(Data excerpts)

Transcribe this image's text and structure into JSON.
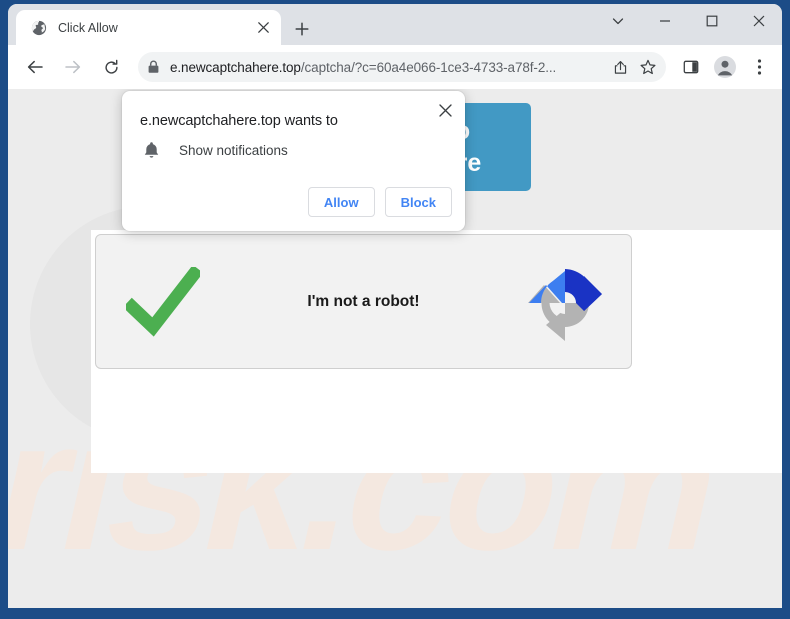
{
  "window": {
    "controls": {
      "tab_search": "tab-search-chevron",
      "minimize": "minimize",
      "maximize": "maximize",
      "close": "close"
    }
  },
  "tab_strip": {
    "tab": {
      "title": "Click Allow",
      "favicon": "globe-icon",
      "close_label": "×"
    },
    "new_tab_label": "+"
  },
  "toolbar": {
    "back": "back-arrow",
    "forward": "forward-arrow",
    "reload": "reload-icon",
    "url_host": "e.newcaptchahere.top",
    "url_path": "/captcha/?c=60a4e066-1ce3-4733-a78f-2...",
    "url_full": "e.newcaptchahere.top/captcha/?c=60a4e066-1ce3-4733-a78f-2...",
    "lock_icon": "lock-icon",
    "share": "share-icon",
    "bookmark": "star-icon",
    "side_panel": "side-panel-icon",
    "profile": "profile-avatar-icon",
    "menu": "three-dot-menu-icon"
  },
  "permission_dialog": {
    "title": "e.newcaptchahere.top wants to",
    "permission_icon": "bell-icon",
    "permission_label": "Show notifications",
    "allow_label": "Allow",
    "block_label": "Block",
    "close_label": "×"
  },
  "page": {
    "cta_button": {
      "line1": "o",
      "line2": "are"
    },
    "captcha": {
      "label": "I'm not a robot!",
      "check_icon": "green-checkmark-icon",
      "refresh_icon": "refresh-arrows-icon"
    },
    "watermark": "risk.com"
  },
  "colors": {
    "frame_blue": "#1c4c87",
    "chrome_bg": "#dee1e6",
    "omnibox_bg": "#f1f3f4",
    "viewport_bg": "#ececec",
    "cta_blue": "#4299c4",
    "check_green": "#4caf50",
    "refresh_blue_light": "#3d7ef0",
    "refresh_blue_dark": "#1a33c4",
    "refresh_grey": "#b0b0b0",
    "dialog_link_blue": "#4285f4",
    "watermark_tint": "#f7ece6"
  }
}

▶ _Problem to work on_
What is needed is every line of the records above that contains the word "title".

▶ _Solution_
      "title": "Click Allow",
    "title": "e.newcaptchahere.top wants to",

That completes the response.